-- Data for this task follows --
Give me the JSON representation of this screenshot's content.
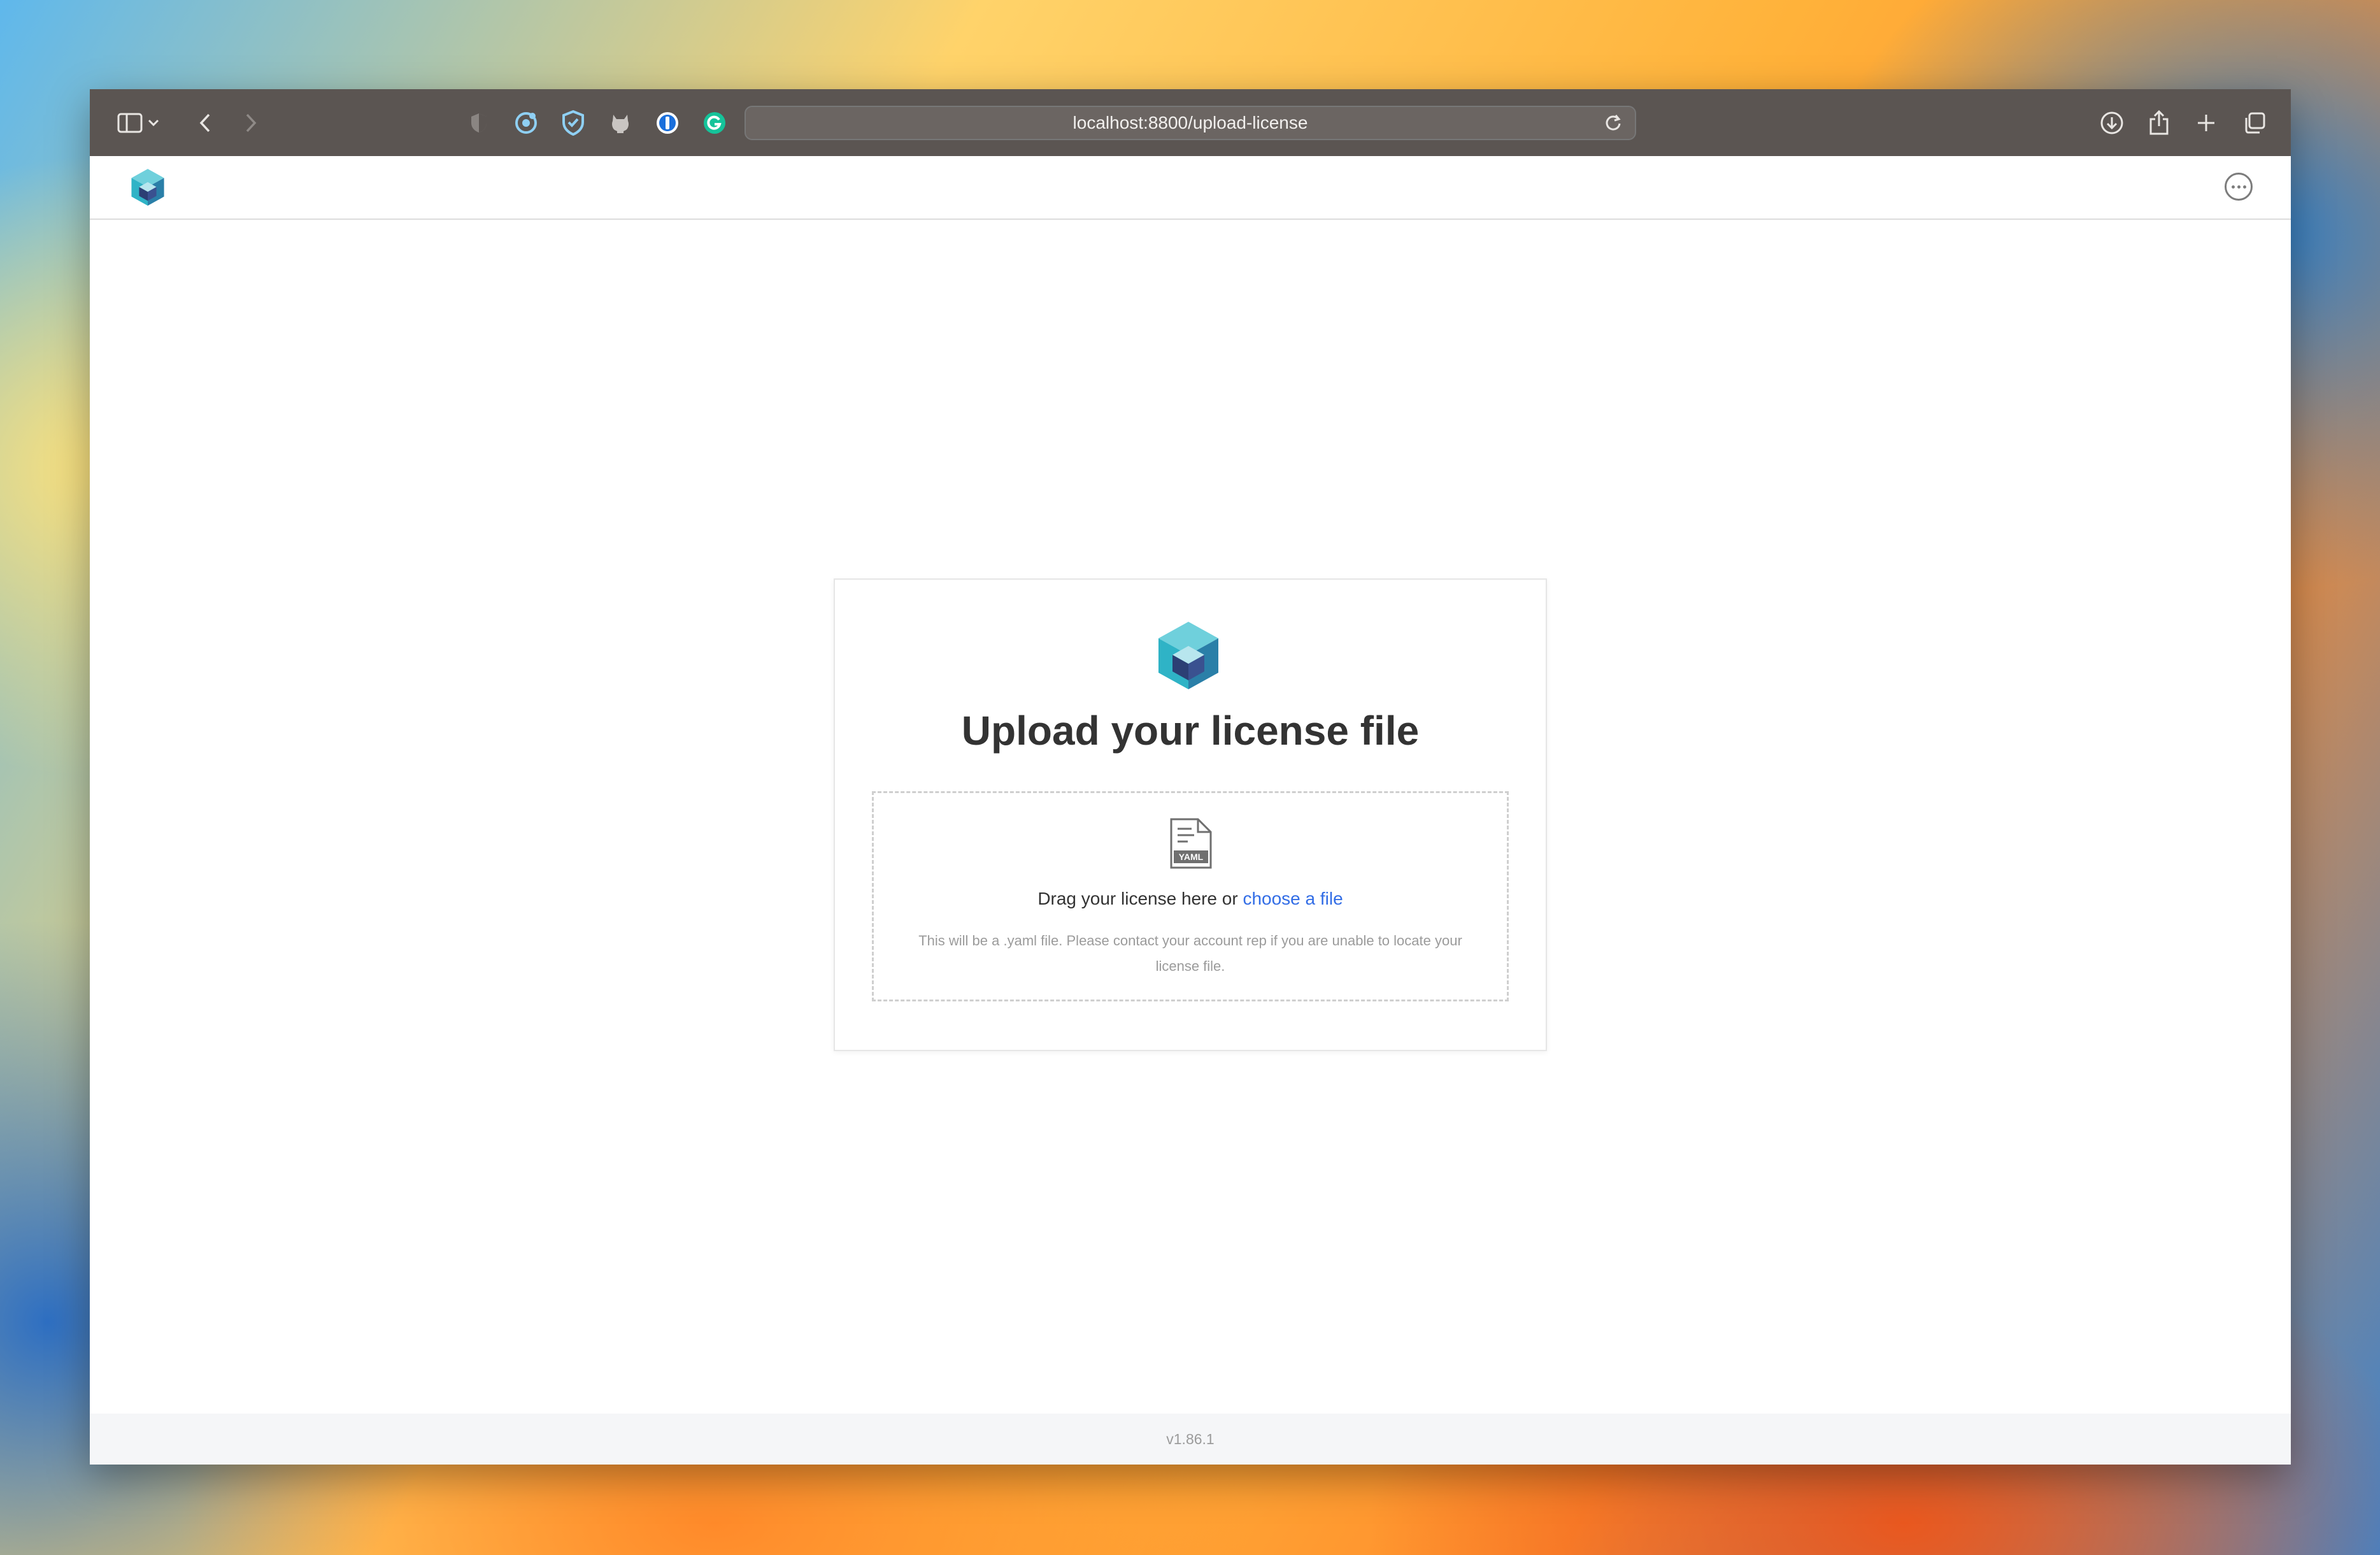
{
  "browser": {
    "url": "localhost:8800/upload-license",
    "icons": [
      "sidebar-icon",
      "chevron-down-icon",
      "back-icon",
      "forward-icon",
      "privacy-shield-icon",
      "extension-icon",
      "shield-check-icon",
      "github-icon",
      "password-manager-icon",
      "grammar-icon",
      "reload-icon",
      "download-icon",
      "share-icon",
      "new-tab-icon",
      "tabs-overview-icon"
    ]
  },
  "header": {
    "logo": "cube-logo-icon",
    "more": "more-icon"
  },
  "card": {
    "title": "Upload your license file",
    "drop_prompt": "Drag your license here or ",
    "choose_link": "choose a file",
    "help": "This will be a .yaml file. Please contact your account rep if you are unable to locate your license file.",
    "file_icon_label": "YAML"
  },
  "footer": {
    "version": "v1.86.1"
  },
  "colors": {
    "toolbar": "#5b5552",
    "link": "#326de6",
    "title": "#333333",
    "cube_teal": "#2fb3c6",
    "cube_dark": "#2c3f74"
  }
}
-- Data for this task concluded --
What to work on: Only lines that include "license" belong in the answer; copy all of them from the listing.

Response:
    "url": "localhost:8800/upload-license",
    "title": "Upload your license file",
    "drop_prompt": "Drag your license here or ",
    "help": "This will be a .yaml file. Please contact your account rep if you are unable to locate your license file.",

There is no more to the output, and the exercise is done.